■ **Your assignment**
Could the data underneath be repeated exactly, in full?

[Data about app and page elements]

=== Section Start ===

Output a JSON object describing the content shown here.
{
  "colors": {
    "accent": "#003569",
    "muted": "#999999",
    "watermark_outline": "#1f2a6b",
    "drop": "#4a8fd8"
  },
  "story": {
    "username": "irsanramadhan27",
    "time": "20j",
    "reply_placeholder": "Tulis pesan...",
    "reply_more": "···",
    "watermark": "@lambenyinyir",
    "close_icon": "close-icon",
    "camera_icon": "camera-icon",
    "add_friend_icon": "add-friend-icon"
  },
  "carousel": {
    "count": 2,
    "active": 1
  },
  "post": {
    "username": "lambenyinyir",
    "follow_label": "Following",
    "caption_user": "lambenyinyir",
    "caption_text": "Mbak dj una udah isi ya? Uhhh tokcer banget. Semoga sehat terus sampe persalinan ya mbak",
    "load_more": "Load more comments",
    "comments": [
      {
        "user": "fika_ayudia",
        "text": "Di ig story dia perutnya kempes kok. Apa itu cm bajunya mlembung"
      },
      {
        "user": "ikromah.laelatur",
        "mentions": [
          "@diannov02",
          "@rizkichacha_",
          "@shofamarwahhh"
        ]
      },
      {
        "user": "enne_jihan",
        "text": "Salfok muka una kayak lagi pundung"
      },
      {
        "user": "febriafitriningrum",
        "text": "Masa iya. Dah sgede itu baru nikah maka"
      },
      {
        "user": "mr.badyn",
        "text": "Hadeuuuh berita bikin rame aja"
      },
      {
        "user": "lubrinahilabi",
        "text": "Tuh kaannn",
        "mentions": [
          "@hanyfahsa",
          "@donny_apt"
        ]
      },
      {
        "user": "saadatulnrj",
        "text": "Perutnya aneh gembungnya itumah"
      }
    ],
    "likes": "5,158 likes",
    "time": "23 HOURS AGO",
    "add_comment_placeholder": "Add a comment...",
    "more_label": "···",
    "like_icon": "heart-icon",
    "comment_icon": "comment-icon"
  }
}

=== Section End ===

■ **Task response**
Output a JSON object describing the content shown here.
{
  "colors": {
    "accent": "#003569",
    "muted": "#999999",
    "watermark_outline": "#1f2a6b",
    "drop": "#4a8fd8"
  },
  "story": {
    "username": "irsanramadhan27",
    "time": "20j",
    "reply_placeholder": "Tulis pesan...",
    "reply_more": "···",
    "watermark": "@lambenyinyir",
    "close_icon": "close-icon",
    "camera_icon": "camera-icon",
    "add_friend_icon": "add-friend-icon"
  },
  "carousel": {
    "count": 2,
    "active": 1
  },
  "post": {
    "username": "lambenyinyir",
    "follow_label": "Following",
    "caption_user": "lambenyinyir",
    "caption_text": "Mbak dj una udah isi ya? Uhhh tokcer banget. Semoga sehat terus sampe persalinan ya mbak",
    "load_more": "Load more comments",
    "comments": [
      {
        "user": "fika_ayudia",
        "text": "Di ig story dia perutnya kempes kok. Apa itu cm bajunya mlembung"
      },
      {
        "user": "ikromah.laelatur",
        "mentions": [
          "@diannov02",
          "@rizkichacha_",
          "@shofamarwahhh"
        ]
      },
      {
        "user": "enne_jihan",
        "text": "Salfok muka una kayak lagi pundung"
      },
      {
        "user": "febriafitriningrum",
        "text": "Masa iya. Dah sgede itu baru nikah maka"
      },
      {
        "user": "mr.badyn",
        "text": "Hadeuuuh berita bikin rame aja"
      },
      {
        "user": "lubrinahilabi",
        "text": "Tuh kaannn",
        "mentions": [
          "@hanyfahsa",
          "@donny_apt"
        ]
      },
      {
        "user": "saadatulnrj",
        "text": "Perutnya aneh gembungnya itumah"
      }
    ],
    "likes": "5,158 likes",
    "time": "23 HOURS AGO",
    "add_comment_placeholder": "Add a comment...",
    "more_label": "···",
    "like_icon": "heart-icon",
    "comment_icon": "comment-icon"
  }
}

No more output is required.